Start of EXTRACTED DATA

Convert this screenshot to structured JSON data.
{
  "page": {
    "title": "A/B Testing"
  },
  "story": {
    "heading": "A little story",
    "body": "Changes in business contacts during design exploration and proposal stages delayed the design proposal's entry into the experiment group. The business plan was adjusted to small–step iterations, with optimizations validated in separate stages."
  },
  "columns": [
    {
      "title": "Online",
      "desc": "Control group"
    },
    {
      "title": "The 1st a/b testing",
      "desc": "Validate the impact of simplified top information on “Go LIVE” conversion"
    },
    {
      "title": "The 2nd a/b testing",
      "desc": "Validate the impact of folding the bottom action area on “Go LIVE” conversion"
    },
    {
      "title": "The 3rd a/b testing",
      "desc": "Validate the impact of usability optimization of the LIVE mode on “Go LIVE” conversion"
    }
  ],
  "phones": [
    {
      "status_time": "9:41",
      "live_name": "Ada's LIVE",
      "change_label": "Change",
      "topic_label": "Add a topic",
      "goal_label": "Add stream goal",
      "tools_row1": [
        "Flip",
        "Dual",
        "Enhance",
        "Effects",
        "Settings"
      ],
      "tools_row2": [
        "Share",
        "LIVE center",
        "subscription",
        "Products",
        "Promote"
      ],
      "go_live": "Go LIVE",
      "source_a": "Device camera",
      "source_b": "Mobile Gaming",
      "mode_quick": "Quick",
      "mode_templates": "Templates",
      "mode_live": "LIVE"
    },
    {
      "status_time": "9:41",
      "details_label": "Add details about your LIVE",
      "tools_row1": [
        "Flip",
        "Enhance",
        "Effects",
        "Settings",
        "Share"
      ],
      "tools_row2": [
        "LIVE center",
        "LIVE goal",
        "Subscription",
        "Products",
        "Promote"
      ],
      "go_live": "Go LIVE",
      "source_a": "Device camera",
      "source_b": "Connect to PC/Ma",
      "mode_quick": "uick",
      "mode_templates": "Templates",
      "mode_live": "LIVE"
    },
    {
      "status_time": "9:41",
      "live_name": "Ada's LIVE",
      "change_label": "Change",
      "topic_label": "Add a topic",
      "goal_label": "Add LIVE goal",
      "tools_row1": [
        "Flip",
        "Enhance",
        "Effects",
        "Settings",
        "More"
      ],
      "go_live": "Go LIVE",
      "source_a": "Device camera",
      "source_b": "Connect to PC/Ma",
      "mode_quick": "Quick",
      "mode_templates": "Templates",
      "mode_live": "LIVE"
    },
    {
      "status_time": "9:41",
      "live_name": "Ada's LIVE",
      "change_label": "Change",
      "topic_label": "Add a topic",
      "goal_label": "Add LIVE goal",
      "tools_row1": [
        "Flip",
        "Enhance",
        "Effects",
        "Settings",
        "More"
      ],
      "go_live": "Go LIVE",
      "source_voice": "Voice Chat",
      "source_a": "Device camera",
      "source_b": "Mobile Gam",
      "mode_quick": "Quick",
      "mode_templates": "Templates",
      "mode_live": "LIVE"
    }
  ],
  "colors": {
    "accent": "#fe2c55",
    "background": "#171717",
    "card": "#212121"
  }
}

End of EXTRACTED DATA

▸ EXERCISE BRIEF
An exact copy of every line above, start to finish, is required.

▸ RESULT OF THIS TASK
Convert this screenshot to structured JSON data.
{
  "page": {
    "title": "A/B Testing"
  },
  "story": {
    "heading": "A little story",
    "body": "Changes in business contacts during design exploration and proposal stages delayed the design proposal's entry into the experiment group. The business plan was adjusted to small–step iterations, with optimizations validated in separate stages."
  },
  "columns": [
    {
      "title": "Online",
      "desc": "Control group"
    },
    {
      "title": "The 1st a/b testing",
      "desc": "Validate the impact of simplified top information on “Go LIVE” conversion"
    },
    {
      "title": "The 2nd a/b testing",
      "desc": "Validate the impact of folding the bottom action area on “Go LIVE” conversion"
    },
    {
      "title": "The 3rd a/b testing",
      "desc": "Validate the impact of usability optimization of the LIVE mode on “Go LIVE” conversion"
    }
  ],
  "phones": [
    {
      "status_time": "9:41",
      "live_name": "Ada's LIVE",
      "change_label": "Change",
      "topic_label": "Add a topic",
      "goal_label": "Add stream goal",
      "tools_row1": [
        "Flip",
        "Dual",
        "Enhance",
        "Effects",
        "Settings"
      ],
      "tools_row2": [
        "Share",
        "LIVE center",
        "subscription",
        "Products",
        "Promote"
      ],
      "go_live": "Go LIVE",
      "source_a": "Device camera",
      "source_b": "Mobile Gaming",
      "mode_quick": "Quick",
      "mode_templates": "Templates",
      "mode_live": "LIVE"
    },
    {
      "status_time": "9:41",
      "details_label": "Add details about your LIVE",
      "tools_row1": [
        "Flip",
        "Enhance",
        "Effects",
        "Settings",
        "Share"
      ],
      "tools_row2": [
        "LIVE center",
        "LIVE goal",
        "Subscription",
        "Products",
        "Promote"
      ],
      "go_live": "Go LIVE",
      "source_a": "Device camera",
      "source_b": "Connect to PC/Ma",
      "mode_quick": "uick",
      "mode_templates": "Templates",
      "mode_live": "LIVE"
    },
    {
      "status_time": "9:41",
      "live_name": "Ada's LIVE",
      "change_label": "Change",
      "topic_label": "Add a topic",
      "goal_label": "Add LIVE goal",
      "tools_row1": [
        "Flip",
        "Enhance",
        "Effects",
        "Settings",
        "More"
      ],
      "go_live": "Go LIVE",
      "source_a": "Device camera",
      "source_b": "Connect to PC/Ma",
      "mode_quick": "Quick",
      "mode_templates": "Templates",
      "mode_live": "LIVE"
    },
    {
      "status_time": "9:41",
      "live_name": "Ada's LIVE",
      "change_label": "Change",
      "topic_label": "Add a topic",
      "goal_label": "Add LIVE goal",
      "tools_row1": [
        "Flip",
        "Enhance",
        "Effects",
        "Settings",
        "More"
      ],
      "go_live": "Go LIVE",
      "source_voice": "Voice Chat",
      "source_a": "Device camera",
      "source_b": "Mobile Gam",
      "mode_quick": "Quick",
      "mode_templates": "Templates",
      "mode_live": "LIVE"
    }
  ],
  "colors": {
    "accent": "#fe2c55",
    "background": "#171717",
    "card": "#212121"
  }
}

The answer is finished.